== Exercise inputs ==

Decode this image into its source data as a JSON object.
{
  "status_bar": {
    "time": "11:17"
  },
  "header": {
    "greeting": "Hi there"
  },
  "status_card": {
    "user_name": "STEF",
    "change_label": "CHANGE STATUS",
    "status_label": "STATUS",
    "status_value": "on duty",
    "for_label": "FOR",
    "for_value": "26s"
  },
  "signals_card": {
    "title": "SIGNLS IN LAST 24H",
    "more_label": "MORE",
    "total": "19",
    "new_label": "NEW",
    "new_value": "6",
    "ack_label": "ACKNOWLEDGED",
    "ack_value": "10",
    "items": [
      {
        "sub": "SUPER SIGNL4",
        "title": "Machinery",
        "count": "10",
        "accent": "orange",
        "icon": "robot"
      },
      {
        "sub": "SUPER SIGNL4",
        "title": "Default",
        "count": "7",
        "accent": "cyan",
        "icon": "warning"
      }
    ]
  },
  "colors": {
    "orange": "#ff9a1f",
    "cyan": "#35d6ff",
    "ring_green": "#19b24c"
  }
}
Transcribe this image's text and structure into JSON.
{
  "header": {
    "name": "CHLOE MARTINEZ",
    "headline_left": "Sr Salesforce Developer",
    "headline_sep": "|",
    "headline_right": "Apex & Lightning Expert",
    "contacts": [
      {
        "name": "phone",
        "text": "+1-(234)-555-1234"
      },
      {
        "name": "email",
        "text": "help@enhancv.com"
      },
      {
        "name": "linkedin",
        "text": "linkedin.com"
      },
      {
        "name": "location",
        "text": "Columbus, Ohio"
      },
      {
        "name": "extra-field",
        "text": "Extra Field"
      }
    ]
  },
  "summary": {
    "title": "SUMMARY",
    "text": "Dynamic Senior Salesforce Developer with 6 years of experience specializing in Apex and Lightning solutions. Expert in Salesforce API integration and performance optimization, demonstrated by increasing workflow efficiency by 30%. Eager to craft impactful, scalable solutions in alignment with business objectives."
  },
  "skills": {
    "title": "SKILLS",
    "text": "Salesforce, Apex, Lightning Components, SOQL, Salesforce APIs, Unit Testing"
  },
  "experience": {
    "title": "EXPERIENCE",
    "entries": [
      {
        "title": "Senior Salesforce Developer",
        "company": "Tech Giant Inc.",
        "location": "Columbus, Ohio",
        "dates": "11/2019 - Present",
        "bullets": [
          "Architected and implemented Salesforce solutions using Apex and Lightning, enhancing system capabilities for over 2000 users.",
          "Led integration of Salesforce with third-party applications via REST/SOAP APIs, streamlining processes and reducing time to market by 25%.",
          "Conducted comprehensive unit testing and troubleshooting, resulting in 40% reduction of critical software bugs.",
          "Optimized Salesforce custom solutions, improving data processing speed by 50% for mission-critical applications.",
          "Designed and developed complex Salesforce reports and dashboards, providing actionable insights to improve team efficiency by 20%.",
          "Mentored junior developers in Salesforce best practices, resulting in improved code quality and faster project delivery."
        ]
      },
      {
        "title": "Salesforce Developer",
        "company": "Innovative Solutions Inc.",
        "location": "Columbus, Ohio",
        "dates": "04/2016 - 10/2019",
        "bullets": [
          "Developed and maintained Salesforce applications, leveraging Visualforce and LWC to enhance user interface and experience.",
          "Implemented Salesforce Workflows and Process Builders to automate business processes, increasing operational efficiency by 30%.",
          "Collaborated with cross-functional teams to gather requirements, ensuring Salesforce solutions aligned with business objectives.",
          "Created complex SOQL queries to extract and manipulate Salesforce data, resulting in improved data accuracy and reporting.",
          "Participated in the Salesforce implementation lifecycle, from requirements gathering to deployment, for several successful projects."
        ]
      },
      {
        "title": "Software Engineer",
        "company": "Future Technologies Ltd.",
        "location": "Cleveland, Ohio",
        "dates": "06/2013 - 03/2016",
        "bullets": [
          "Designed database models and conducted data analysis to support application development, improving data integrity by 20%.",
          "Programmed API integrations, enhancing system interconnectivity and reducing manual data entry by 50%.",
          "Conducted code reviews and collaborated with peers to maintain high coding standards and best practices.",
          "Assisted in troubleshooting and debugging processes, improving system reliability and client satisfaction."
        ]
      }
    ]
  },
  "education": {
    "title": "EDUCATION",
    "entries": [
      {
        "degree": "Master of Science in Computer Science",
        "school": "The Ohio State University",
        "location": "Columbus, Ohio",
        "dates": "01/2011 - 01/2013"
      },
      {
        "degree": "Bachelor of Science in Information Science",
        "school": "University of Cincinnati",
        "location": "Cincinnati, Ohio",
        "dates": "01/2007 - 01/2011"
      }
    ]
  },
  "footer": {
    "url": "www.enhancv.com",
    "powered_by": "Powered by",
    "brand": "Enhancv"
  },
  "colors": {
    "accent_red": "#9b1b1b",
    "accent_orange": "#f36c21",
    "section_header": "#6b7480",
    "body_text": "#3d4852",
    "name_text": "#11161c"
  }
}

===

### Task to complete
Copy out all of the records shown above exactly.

### Task answer
Decode this image into its source data as a JSON object.
{
  "status_bar": {
    "time": "11:17"
  },
  "header": {
    "greeting": "Hi there"
  },
  "status_card": {
    "user_name": "STEF",
    "change_label": "CHANGE STATUS",
    "status_label": "STATUS",
    "status_value": "on duty",
    "for_label": "FOR",
    "for_value": "26s"
  },
  "signals_card": {
    "title": "SIGNLS IN LAST 24H",
    "more_label": "MORE",
    "total": "19",
    "new_label": "NEW",
    "new_value": "6",
    "ack_label": "ACKNOWLEDGED",
    "ack_value": "10",
    "items": [
      {
        "sub": "SUPER SIGNL4",
        "title": "Machinery",
        "count": "10",
        "accent": "orange",
        "icon": "robot"
      },
      {
        "sub": "SUPER SIGNL4",
        "title": "Default",
        "count": "7",
        "accent": "cyan",
        "icon": "warning"
      }
    ]
  },
  "colors": {
    "orange": "#ff9a1f",
    "cyan": "#35d6ff",
    "ring_green": "#19b24c"
  }
}
Transcribe this image's text and structure into JSON.
{
  "header": {
    "name": "CHLOE MARTINEZ",
    "headline_left": "Sr Salesforce Developer",
    "headline_sep": "|",
    "headline_right": "Apex & Lightning Expert",
    "contacts": [
      {
        "name": "phone",
        "text": "+1-(234)-555-1234"
      },
      {
        "name": "email",
        "text": "help@enhancv.com"
      },
      {
        "name": "linkedin",
        "text": "linkedin.com"
      },
      {
        "name": "location",
        "text": "Columbus, Ohio"
      },
      {
        "name": "extra-field",
        "text": "Extra Field"
      }
    ]
  },
  "summary": {
    "title": "SUMMARY",
    "text": "Dynamic Senior Salesforce Developer with 6 years of experience specializing in Apex and Lightning solutions. Expert in Salesforce API integration and performance optimization, demonstrated by increasing workflow efficiency by 30%. Eager to craft impactful, scalable solutions in alignment with business objectives."
  },
  "skills": {
    "title": "SKILLS",
    "text": "Salesforce, Apex, Lightning Components, SOQL, Salesforce APIs, Unit Testing"
  },
  "experience": {
    "title": "EXPERIENCE",
    "entries": [
      {
        "title": "Senior Salesforce Developer",
        "company": "Tech Giant Inc.",
        "location": "Columbus, Ohio",
        "dates": "11/2019 - Present",
        "bullets": [
          "Architected and implemented Salesforce solutions using Apex and Lightning, enhancing system capabilities for over 2000 users.",
          "Led integration of Salesforce with third-party applications via REST/SOAP APIs, streamlining processes and reducing time to market by 25%.",
          "Conducted comprehensive unit testing and troubleshooting, resulting in 40% reduction of critical software bugs.",
          "Optimized Salesforce custom solutions, improving data processing speed by 50% for mission-critical applications.",
          "Designed and developed complex Salesforce reports and dashboards, providing actionable insights to improve team efficiency by 20%.",
          "Mentored junior developers in Salesforce best practices, resulting in improved code quality and faster project delivery."
        ]
      },
      {
        "title": "Salesforce Developer",
        "company": "Innovative Solutions Inc.",
        "location": "Columbus, Ohio",
        "dates": "04/2016 - 10/2019",
        "bullets": [
          "Developed and maintained Salesforce applications, leveraging Visualforce and LWC to enhance user interface and experience.",
          "Implemented Salesforce Workflows and Process Builders to automate business processes, increasing operational efficiency by 30%.",
          "Collaborated with cross-functional teams to gather requirements, ensuring Salesforce solutions aligned with business objectives.",
          "Created complex SOQL queries to extract and manipulate Salesforce data, resulting in improved data accuracy and reporting.",
          "Participated in the Salesforce implementation lifecycle, from requirements gathering to deployment, for several successful projects."
        ]
      },
      {
        "title": "Software Engineer",
        "company": "Future Technologies Ltd.",
        "location": "Cleveland, Ohio",
        "dates": "06/2013 - 03/2016",
        "bullets": [
          "Designed database models and conducted data analysis to support application development, improving data integrity by 20%.",
          "Programmed API integrations, enhancing system interconnectivity and reducing manual data entry by 50%.",
          "Conducted code reviews and collaborated with peers to maintain high coding standards and best practices.",
          "Assisted in troubleshooting and debugging processes, improving system reliability and client satisfaction."
        ]
      }
    ]
  },
  "education": {
    "title": "EDUCATION",
    "entries": [
      {
        "degree": "Master of Science in Computer Science",
        "school": "The Ohio State University",
        "location": "Columbus, Ohio",
        "dates": "01/2011 - 01/2013"
      },
      {
        "degree": "Bachelor of Science in Information Science",
        "school": "University of Cincinnati",
        "location": "Cincinnati, Ohio",
        "dates": "01/2007 - 01/2011"
      }
    ]
  },
  "footer": {
    "url": "www.enhancv.com",
    "powered_by": "Powered by",
    "brand": "Enhancv"
  },
  "colors": {
    "accent_red": "#9b1b1b",
    "accent_orange": "#f36c21",
    "section_header": "#6b7480",
    "body_text": "#3d4852",
    "name_text": "#11161c"
  }
}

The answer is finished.